▶ WHAT YOU HAVE TO DO: Your answer should be every line below that includes the word "icon".

▶ Items listed in a dataset:
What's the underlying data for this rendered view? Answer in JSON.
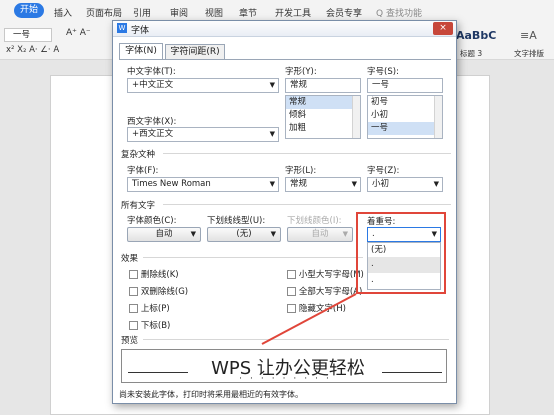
{
  "ribbon": {
    "menus": [
      "开始",
      "插入",
      "页面布局",
      "引用",
      "审阅",
      "视图",
      "章节",
      "开发工具",
      "会员专享"
    ],
    "search": "Q 查找功能",
    "font_size_box": "一号",
    "style_sample": "AaBbC",
    "style_name": "标题 3",
    "arrange_label": "文字排版"
  },
  "dialog": {
    "title": "字体",
    "close": "×",
    "tabs": [
      "字体(N)",
      "字符间距(R)"
    ],
    "chinese_font_label": "中文字体(T):",
    "chinese_font_value": "+中文正文",
    "style_label": "字形(Y):",
    "style_value": "常规",
    "style_options": [
      "常规",
      "倾斜",
      "加粗"
    ],
    "size_label": "字号(S):",
    "size_value": "一号",
    "size_options": [
      "初号",
      "小初",
      "一号"
    ],
    "western_font_label": "西文字体(X):",
    "western_font_value": "+西文正文",
    "complex_group": "复杂文种",
    "complex_font_label": "字体(F):",
    "complex_font_value": "Times New Roman",
    "complex_style_label": "字形(L):",
    "complex_style_value": "常规",
    "complex_size_label": "字号(Z):",
    "complex_size_value": "小初",
    "all_text_group": "所有文字",
    "color_label": "字体颜色(C):",
    "color_value": "自动",
    "underline_label": "下划线线型(U):",
    "underline_value": "(无)",
    "underline_color_label": "下划线颜色(I):",
    "underline_color_value": "自动",
    "emphasis_label": "着重号:",
    "emphasis_value": ".",
    "emphasis_options": [
      "(无)",
      ".",
      " ."
    ],
    "effects_group": "效果",
    "effects_left": [
      "删除线(K)",
      "双删除线(G)",
      "上标(P)",
      "下标(B)"
    ],
    "effects_right": [
      "小型大写字母(M)",
      "全部大写字母(A)",
      "隐藏文字(H)"
    ],
    "preview_group": "预览",
    "preview_text": "WPS 让办公更轻松",
    "footnote": "尚未安装此字体，打印时将采用最相近的有效字体。"
  },
  "colors": {
    "accent": "#2b79e4",
    "highlight": "#e0463a"
  }
}
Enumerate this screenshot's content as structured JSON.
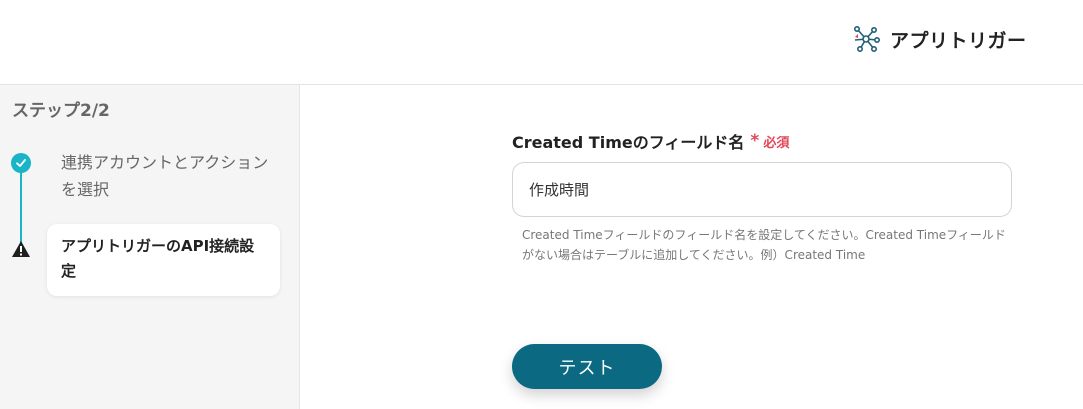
{
  "header": {
    "title": "アプリトリガー",
    "icon": "app-trigger-network-icon"
  },
  "sidebar": {
    "step_count": "ステップ2/2",
    "steps": [
      {
        "label": "連携アカウントとアクションを選択",
        "status": "completed",
        "icon": "check-circle-icon"
      },
      {
        "label": "アプリトリガーのAPI接続設定",
        "status": "current-warning",
        "icon": "warning-icon"
      }
    ],
    "accent_color": "#19b4c7"
  },
  "form": {
    "field_label": "Created Timeのフィールド名",
    "required_mark": "*",
    "required_text": "必須",
    "field_value": "作成時間",
    "help_text": "Created Timeフィールドのフィールド名を設定してください。Created Timeフィールドがない場合はテーブルに追加してください。例）Created Time",
    "required_color": "#e0485a"
  },
  "actions": {
    "test_label": "テスト",
    "button_color": "#0b6a82"
  }
}
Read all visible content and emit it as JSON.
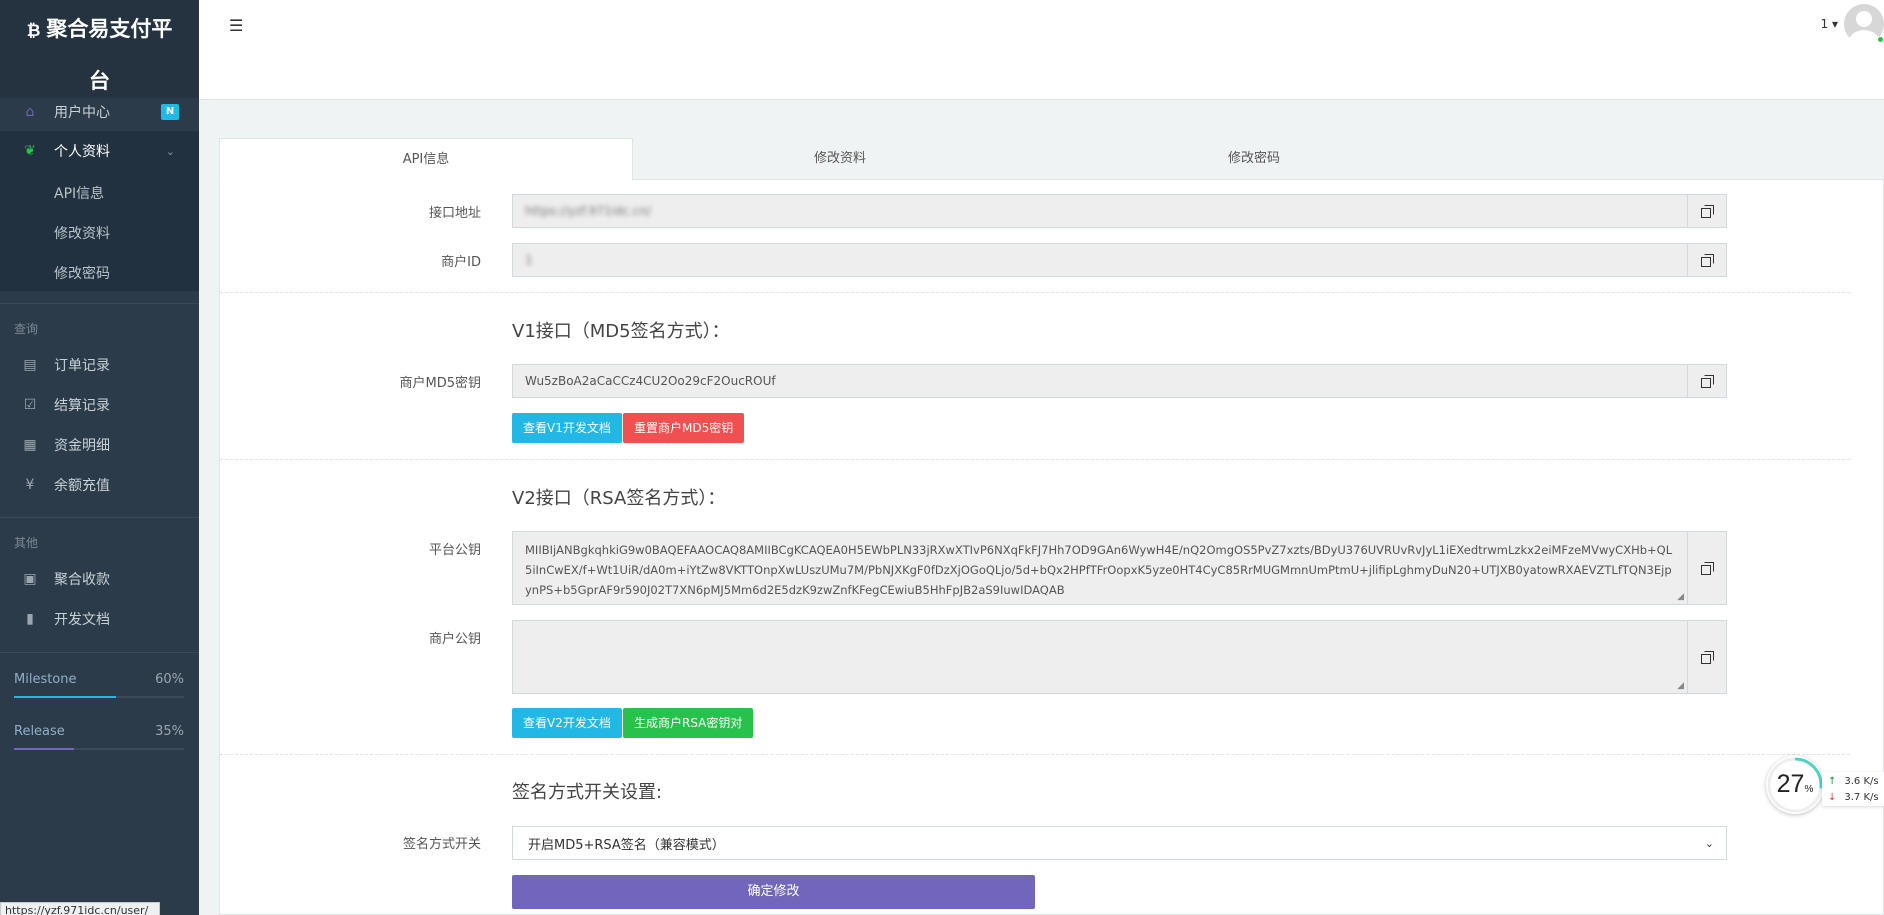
{
  "brand": {
    "logo_glyph": "₿",
    "title": "聚合易支付平台"
  },
  "sidebar": {
    "items": [
      {
        "label": "用户中心",
        "badge": "N",
        "icon": "home-icon"
      },
      {
        "label": "个人资料",
        "icon": "leaf-icon",
        "expanded": true
      }
    ],
    "subitems": [
      "API信息",
      "修改资料",
      "修改密码"
    ],
    "section_query": "查询",
    "query_items": [
      {
        "label": "订单记录",
        "icon": "list-icon"
      },
      {
        "label": "结算记录",
        "icon": "check-square-icon"
      },
      {
        "label": "资金明细",
        "icon": "calendar-icon"
      },
      {
        "label": "余额充值",
        "icon": "yen-icon"
      }
    ],
    "section_other": "其他",
    "other_items": [
      {
        "label": "聚合收款",
        "icon": "qrcode-icon"
      },
      {
        "label": "开发文档",
        "icon": "book-icon"
      }
    ],
    "progress": [
      {
        "label": "Milestone",
        "percent_text": "60%",
        "value": 0.6,
        "color": "#23b7e5"
      },
      {
        "label": "Release",
        "percent_text": "35%",
        "value": 0.35,
        "color": "#7266ba"
      }
    ]
  },
  "status_url": "https://yzf.971idc.cn/user/",
  "header": {
    "user_label": "1 ▾"
  },
  "tabs": [
    "API信息",
    "修改资料",
    "修改密码"
  ],
  "api": {
    "endpoint_label": "接口地址",
    "endpoint_value": "https://yzf.971idc.cn/",
    "merchant_id_label": "商户ID",
    "merchant_id_value": "1",
    "v1_title": "V1接口（MD5签名方式）：",
    "md5_label": "商户MD5密钥",
    "md5_value": "Wu5zBoA2aCaCCz4CU2Oo29cF2OucROUf",
    "btn_v1_doc": "查看V1开发文档",
    "btn_reset_md5": "重置商户MD5密钥",
    "v2_title": "V2接口（RSA签名方式）：",
    "platform_pubkey_label": "平台公钥",
    "platform_pubkey_value": "MIIBIjANBgkqhkiG9w0BAQEFAAOCAQ8AMIIBCgKCAQEA0H5EWbPLN33jRXwXTIvP6NXqFkFJ7Hh7OD9GAn6WywH4E/nQ2OmgOS5PvZ7xzts/BDyU376UVRUvRvJyL1iEXedtrwmLzkx2eiMFzeMVwyCXHb+QL5iInCwEX/f+Wt1UiR/dA0m+iYtZw8VKTTOnpXwLUszUMu7M/PbNJXKgF0fDzXjOGoQLjo/5d+bQx2HPfTFrOopxK5yze0HT4CyC85RrMUGMmnUmPtmU+jlifipLghmyDuN20+UTJXB0yatowRXAEVZTLfTQN3EjpynPS+b5GprAF9r590J02T7XN6pMJ5Mm6d2E5dzK9zwZnfKFegCEwiuB5HhFpJB2aS9IuwIDAQAB",
    "merchant_pubkey_label": "商户公钥",
    "merchant_pubkey_value": "",
    "btn_v2_doc": "查看V2开发文档",
    "btn_gen_rsa": "生成商户RSA密钥对",
    "sign_title": "签名方式开关设置:",
    "sign_label": "签名方式开关",
    "sign_selected": "开启MD5+RSA签名（兼容模式）",
    "submit": "确定修改"
  },
  "speed_widget": {
    "percent": "27",
    "unit": "%",
    "value": 0.27,
    "up": "3.6 K/s",
    "down": "3.7 K/s"
  }
}
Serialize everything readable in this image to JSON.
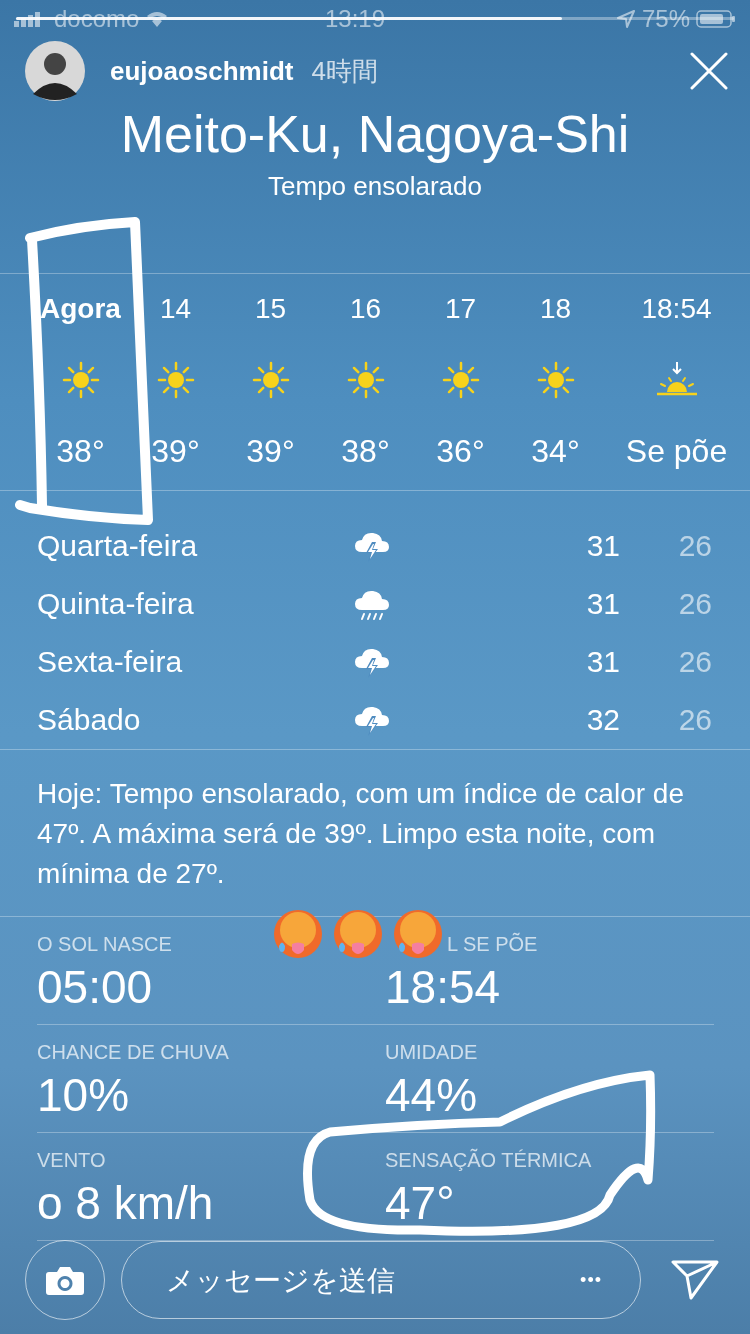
{
  "status_bar": {
    "carrier": "docomo",
    "time": "13:19",
    "battery": "75%"
  },
  "story": {
    "progress": {
      "level": 0.76
    },
    "username": "eujoaoschmidt",
    "age": "4時間"
  },
  "weather": {
    "location": "Meito-Ku, Nagoya-Shi",
    "condition": "Tempo ensolarado",
    "hourly": [
      {
        "label": "Agora",
        "kind": "sun",
        "temp": "38°",
        "current": true
      },
      {
        "label": "14",
        "kind": "sun",
        "temp": "39°",
        "current": false
      },
      {
        "label": "15",
        "kind": "sun",
        "temp": "39°",
        "current": false
      },
      {
        "label": "16",
        "kind": "sun",
        "temp": "38°",
        "current": false
      },
      {
        "label": "17",
        "kind": "sun",
        "temp": "36°",
        "current": false
      },
      {
        "label": "18",
        "kind": "sun",
        "temp": "34°",
        "current": false
      },
      {
        "label": "18:54",
        "kind": "sunset",
        "temp": "Se põe",
        "current": false
      }
    ],
    "daily": [
      {
        "day": "Quarta-feira",
        "kind": "storm",
        "high": "31",
        "low": "26"
      },
      {
        "day": "Quinta-feira",
        "kind": "rain",
        "high": "31",
        "low": "26"
      },
      {
        "day": "Sexta-feira",
        "kind": "storm",
        "high": "31",
        "low": "26"
      },
      {
        "day": "Sábado",
        "kind": "storm",
        "high": "32",
        "low": "26"
      }
    ],
    "summary": "Hoje: Tempo ensolarado, com um índice de calor de 47º. A máxima será de 39º. Limpo esta noite, com mínima de 27º.",
    "details": [
      {
        "label": "O SOL NASCE",
        "value": "05:00"
      },
      {
        "label": "L SE PÕE",
        "value": "18:54"
      },
      {
        "label": "CHANCE DE CHUVA",
        "value": "10%"
      },
      {
        "label": "UMIDADE",
        "value": "44%"
      },
      {
        "label": "VENTO",
        "value": "o 8 km/h"
      },
      {
        "label": "SENSAÇÃO TÉRMICA",
        "value": "47°"
      }
    ]
  },
  "reply_bar": {
    "placeholder": "メッセージを送信",
    "more": "•••"
  }
}
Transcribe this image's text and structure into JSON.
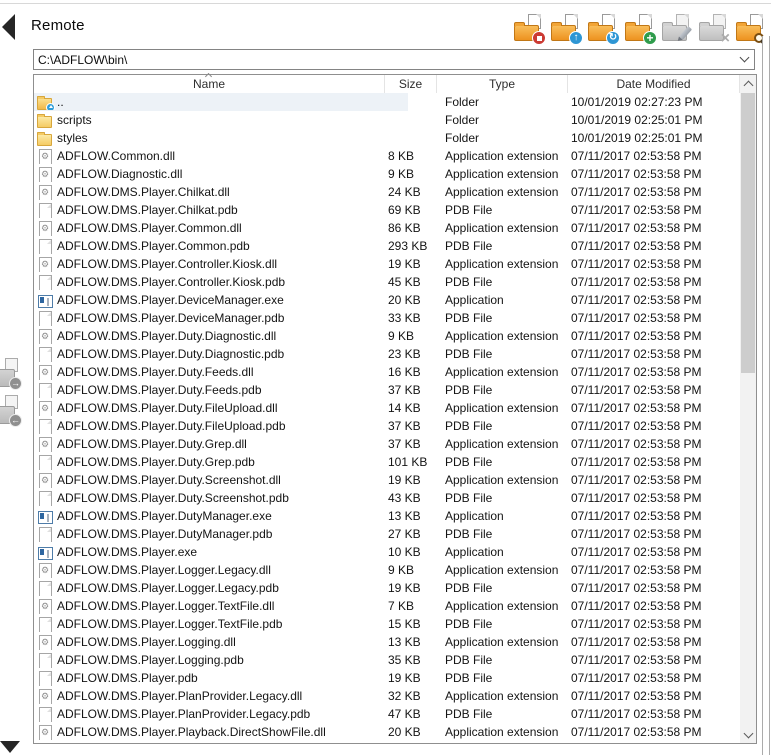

▶ WRITTEN REPLY:
    "icon": "app-trigger-network-icon"
        "icon": "check-circle-icon"
        "icon": "warning-icon"
        "icon": "home-icon"
        "icon": "leaf-icon",
        "icon": "list-icon"
        "icon": "check-square-icon"
        "icon": "calendar-icon"
        "icon": "yen-icon"
        "icon": "qrcode-icon"
        "icon": "book-icon"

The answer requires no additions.